Turning consumption into a collective action problem usefully reframes the issue. The history of American consumer politics suggests it is especially effective when allied with labor, be it in the “pocketbook politics” of the New Deal or the Delano grape strike of the 1960s. Patterns of consumption, moreover, are significantly class differentiated and infrastructurally determined—how does one take the bus to work if there is none?—which is something that urbanists fighting over every inch of asphalt given over to cars, activists blocking pipelines and airport runway construction, advocates for public housing, and teachers and nurses striking for public funding of low-carbon goods in health and education have already understood. For all its vitality, this is something which Soper’s book mostly misses. These struggles do not only powerfully shape consumption itself; in opening up access to new forms of low-carbon affluence, they generate the constituencies to fight for more. Organizing has its pleasures, too, especially when you win class differentiated and infrastructurally determined—how does one take the bus to work if there is none?—which is something that urbanists fighting over every inch of asphalt given over to cars, activists blocking pipelines and airport runway construction, advocates for public housing, and teachers and nurses striking for public funding of low-carbon goods in health and education have already understood. For all its vitality, this is something which Soper’s book mostly misses. These struggles do not only powerfully shape consumption itself; in opening up access to new forms of low-carbon affluence, they generate the constituencies to fight for more. Organizing has its pleasures, too, especially when you win.
1. Barbara Ehrenreich, Dancing in the Streets: A History of Collective Joy (New York: Holt, 2006). Lynne Segal, Radical Happiness: Moments of Collective Joy (London: Verso, 2018).
2. See especially Meg Jacobs, Pocketbook Politics: Economic Citizenship in Twentieth-Century America (Princeton: Princeton University Press, 2007).
3. The work of sociologist Daniel Aldana Cohen is particularly useful in this regard; see Daniel Aldana Cohen, “The Other Low-Carbon Protagonists: Poor People’s Movements and Climate Politics in São Paulo,” in The City is the Factory: New Solidarities and Spatial Strategies in an Urban Age, ed. Miriam Greenberg and Penny Lewis (Ithaca, NY: Cornell University Press, 2017), 140-57; Daniel Aldana Cohen, “The Big Picture: Working Class Environmentalism,” Public Books, November 16, 2017, available at https://www.publicbooks.org/the-big-pictureworking-class-environmentalism/. A strategic elaboration can be found in Daniel Aldana Cohen, Kate Aronoff, Alyssa Battistoni, and Thea Riofrancos, A Planet to Win: Why We Need a Green New Deal (New York: Verso, 2019).
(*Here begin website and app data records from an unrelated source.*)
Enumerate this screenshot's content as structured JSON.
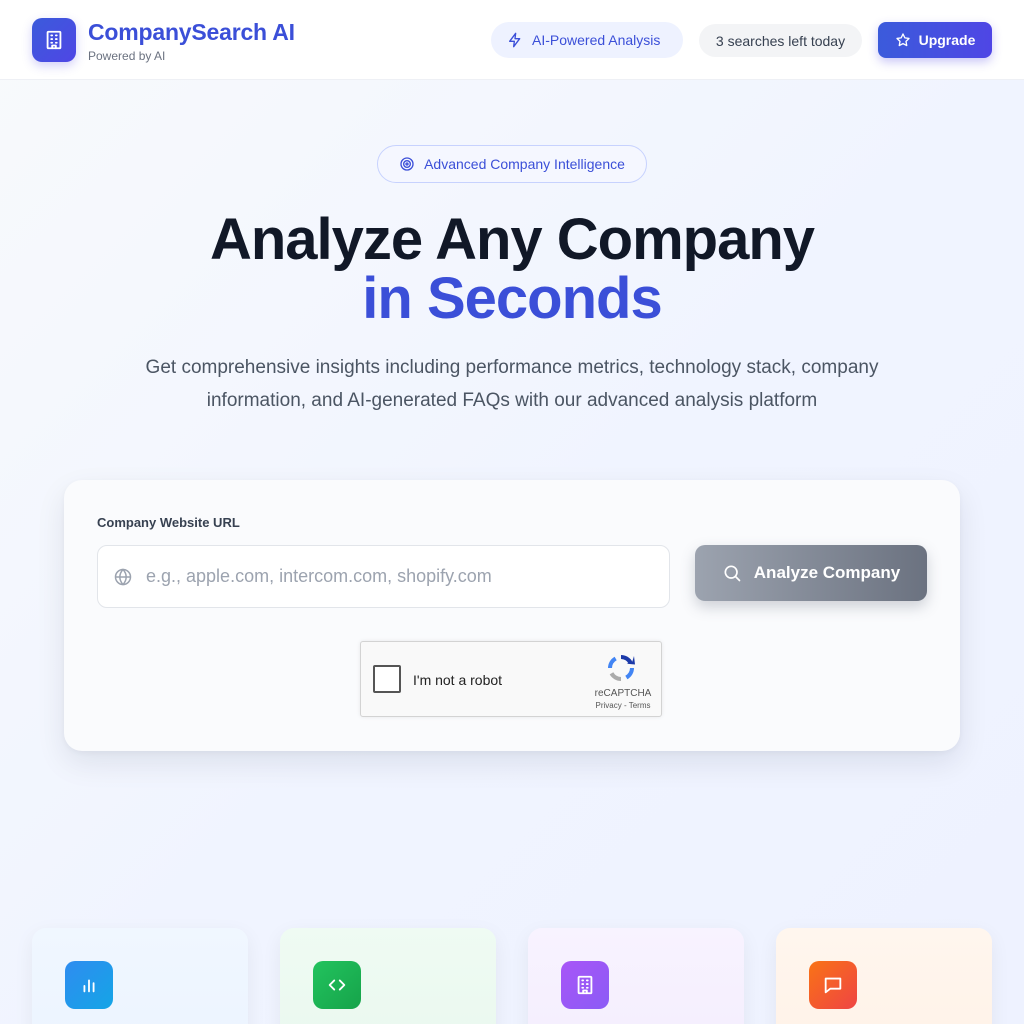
{
  "header": {
    "brand_title": "CompanySearch AI",
    "brand_subtitle": "Powered by AI",
    "logo_icon": "building-icon",
    "ai_badge_label": "AI-Powered Analysis",
    "ai_badge_icon": "lightning-icon",
    "searches_left": "3 searches left today",
    "upgrade_label": "Upgrade",
    "upgrade_icon": "star-icon"
  },
  "hero": {
    "badge_label": "Advanced Company Intelligence",
    "badge_icon": "target-icon",
    "title_line1": "Analyze Any Company",
    "title_line2": "in Seconds",
    "description": "Get comprehensive insights including performance metrics, technology stack, company information, and AI-generated FAQs with our advanced analysis platform"
  },
  "search_form": {
    "field_label": "Company Website URL",
    "url_placeholder": "e.g., apple.com, intercom.com, shopify.com",
    "url_value": "",
    "input_icon": "globe-icon",
    "analyze_label": "Analyze Company",
    "analyze_icon": "search-icon"
  },
  "recaptcha": {
    "checkbox_label": "I'm not a robot",
    "brand": "reCAPTCHA",
    "links": "Privacy - Terms"
  },
  "features": [
    {
      "icon": "bar-chart-icon"
    },
    {
      "icon": "code-icon"
    },
    {
      "icon": "building-icon"
    },
    {
      "icon": "message-icon"
    }
  ],
  "colors": {
    "accent": "#3b4fd8",
    "heading": "#111827",
    "analyze_button_gray": "#6b7280"
  }
}
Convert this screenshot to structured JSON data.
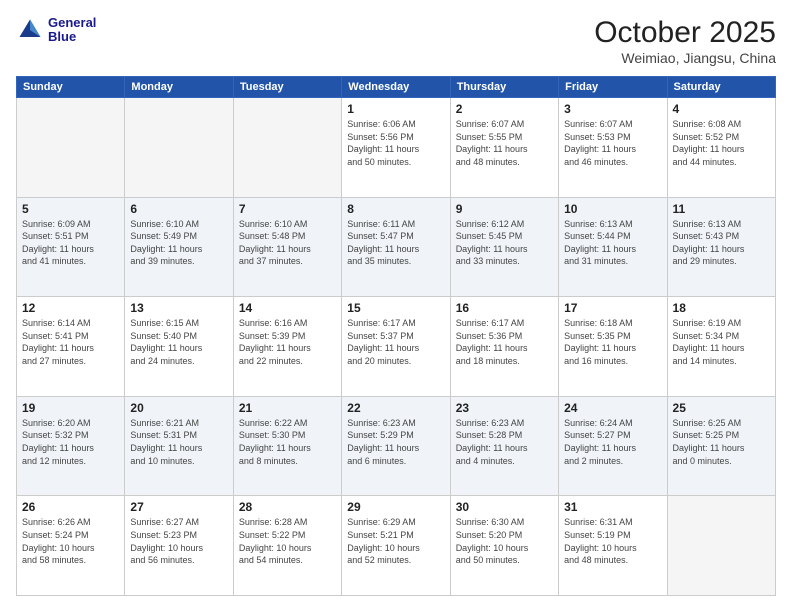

Simon Torracinta is a PhD candidate in the history of science and medicine at Yale University. His writing has appeared in n+1 and the Boston Review.